I’m working on another volume in my Pequod-like pursuit of Megan McArdle* (see, after what went on here earlier today, I’ve got a Melville mindworm going), but just to show that I’m not dead yet, I thought I’d toss in a little lagniappe to a discussion begun here in John’s post of a day or so ago.
There, I learned that some idiot I’ve never before had the dystopic experience of encountering had this to say about the notion of an intellectual commons:
But Barton says that the Bible, Ben Franklin and the Pilgrims all opposed Net Neutrality because it violates the rights of huge corporations to charge higher rates and discriminate on content, calling it a “wicked” policyand “socialism on the Internet.”
Here’s David Barton’s own words on the subject, just to show that the snark version is, in fact, deadly accurate:
But we talk about it today because it is a principle of free market. That’s a Biblical principle, that’s a historical principle, we have all these quotes from Ben Franklin, and Jefferson and Washington and others on free market and how important that is to maintain.
Well, as it happens, I’m reading a really excellent book: Common as Air by Lewis Hyde, which is, among much else, a detailed and beautifully written archaeology of what the founders — and Franklin primus inter pares — thought about ideas, ownership, and the commons.
One thing Hyde reminds us of is that Franklin himself did not claim ownership of ideas that he himself saw as the product of many, the inheritance of all, and the property of none. He did not patent the lightening rod — instead communicating with David Hume, among others, to make sure that the world — at least those with access to learned journals — could make free use of both the research implications and the practical value of his investigations into the behavior of electricity. He didn’t try to hang on to the rights to the Franklin stove.
If he did choose to keep some trade secrets that advantaged the work that made him prosperous — the techniques he used to render early American paper money more secure against counterfeits — that was one exception against a life time of free public dissemination of discoveries and inventions that he understood to have been built on the work of predecessor and collaborators, to be improved upon still further by the efforts of strangers to come. [FWIW — I wrote about Franklin’s role as a currency innovator in last October’s American History. Sadly, the piece itself is not online, though I think a draft may show up in MIT’s DSpace archive eventually.
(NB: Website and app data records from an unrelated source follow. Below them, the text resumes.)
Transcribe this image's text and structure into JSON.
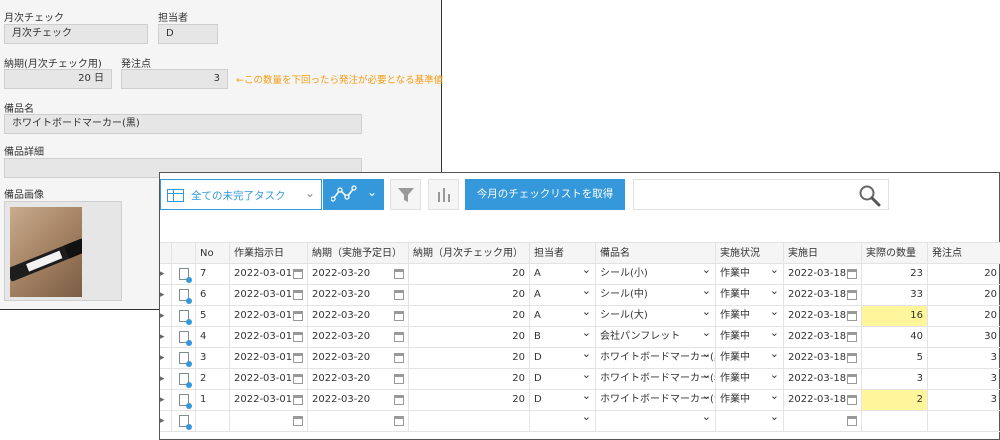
{
  "form": {
    "monthly_check_label": "月次チェック",
    "monthly_check_value": "月次チェック",
    "assignee_label": "担当者",
    "assignee_value": "D",
    "leadtime_label": "納期(月次チェック用)",
    "leadtime_value": "20 日",
    "reorder_label": "発注点",
    "reorder_value": "3",
    "reorder_note": "←この数量を下回ったら発注が必要となる基準値",
    "item_name_label": "備品名",
    "item_name_value": "ホワイトボードマーカー(黒)",
    "item_detail_label": "備品詳細",
    "item_detail_value": "",
    "item_image_label": "備品画像"
  },
  "toolbar": {
    "view_name": "全ての未完了タスク",
    "fetch_button": "今月のチェックリストを取得"
  },
  "table": {
    "headers": [
      "No",
      "作業指示日",
      "納期（実施予定日）",
      "納期（月次チェック用）",
      "担当者",
      "備品名",
      "実施状況",
      "実施日",
      "実際の数量",
      "発注点"
    ],
    "rows": [
      {
        "no": "7",
        "order_date": "2022-03-01",
        "due": "2022-03-20",
        "leadtime": "20",
        "assignee": "A",
        "item": "シール(小)",
        "status": "作業中",
        "done_date": "2022-03-18",
        "qty": "23",
        "reorder": "20",
        "highlight": false
      },
      {
        "no": "6",
        "order_date": "2022-03-01",
        "due": "2022-03-20",
        "leadtime": "20",
        "assignee": "A",
        "item": "シール(中)",
        "status": "作業中",
        "done_date": "2022-03-18",
        "qty": "33",
        "reorder": "20",
        "highlight": false
      },
      {
        "no": "5",
        "order_date": "2022-03-01",
        "due": "2022-03-20",
        "leadtime": "20",
        "assignee": "A",
        "item": "シール(大)",
        "status": "作業中",
        "done_date": "2022-03-18",
        "qty": "16",
        "reorder": "20",
        "highlight": true
      },
      {
        "no": "4",
        "order_date": "2022-03-01",
        "due": "2022-03-20",
        "leadtime": "20",
        "assignee": "B",
        "item": "会社パンフレット",
        "status": "作業中",
        "done_date": "2022-03-18",
        "qty": "40",
        "reorder": "30",
        "highlight": false
      },
      {
        "no": "3",
        "order_date": "2022-03-01",
        "due": "2022-03-20",
        "leadtime": "20",
        "assignee": "D",
        "item": "ホワイトボードマーカー(黒)",
        "status": "作業中",
        "done_date": "2022-03-18",
        "qty": "5",
        "reorder": "3",
        "highlight": false
      },
      {
        "no": "2",
        "order_date": "2022-03-01",
        "due": "2022-03-20",
        "leadtime": "20",
        "assignee": "D",
        "item": "ホワイトボードマーカー(赤)",
        "status": "作業中",
        "done_date": "2022-03-18",
        "qty": "3",
        "reorder": "3",
        "highlight": false
      },
      {
        "no": "1",
        "order_date": "2022-03-01",
        "due": "2022-03-20",
        "leadtime": "20",
        "assignee": "D",
        "item": "ホワイトボードマーカー(青)",
        "status": "作業中",
        "done_date": "2022-03-18",
        "qty": "2",
        "reorder": "3",
        "highlight": true
      }
    ]
  },
  "colors": {
    "accent": "#3498db",
    "highlight": "#fff59b",
    "note": "#f39c12"
  },
  "icons": [
    "table-icon",
    "graph-icon",
    "filter-icon",
    "bar-chart-icon",
    "search-icon",
    "calendar-icon",
    "record-detail-icon",
    "chevron-down-icon",
    "row-arrow-icon"
  ]
}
You should all go get Hyde’s book for yourselves, but just to shove Barton’s ignorant lies back down his slimy, authoritarian-slime-filled cake-hole, consider this quote from the chapter Hyde titled “Benjamin Franklin, Founding Pirate”:
Franklin believed that property should not command society, society should command property: “Private Property..is a Creature of Society and is subject to the Cals of that Society whenever its Necessities shall require it, even to its last Farthing.” The contributions that private property makes to public needs are not, therefore, “to be considered as conferring a Benefit to the Public…but as the Return of an Obligation previously received or the Payment of a Just Debt.” (Common as Air, pp. 132-133. The Franklin quote is from “Queries and Remarks on a Paper entitled ‘Hints for the Members of [the Constitutional] Convention No II in teh Federal Gazette of Tuesday Nov 3d 1789.]
The shorter: Franklin was down for net neutrality.
You can disagree with his argument, of course. It’s a wingnut folly to accord the status of revolution to texts that they rarely, if ever read. Mine are different pathologies, no doubt.
But while the fact that Ben Franklin said something does not make it inerrant truth, still, if I may, can I suggest to the Mr. Barton that before he yaps about what the founders thought about something, it might be a good idea to, you know, actually read what they had to say on the subject?
*Absolutely no good can come of this metaphor.
Image: David Martin, Portrait of Benjamin Franklin, 1767. I’ve always loved this portrait for the fact that Franklin commissioned it while directing that he be painted with the bust of Newton watching over him.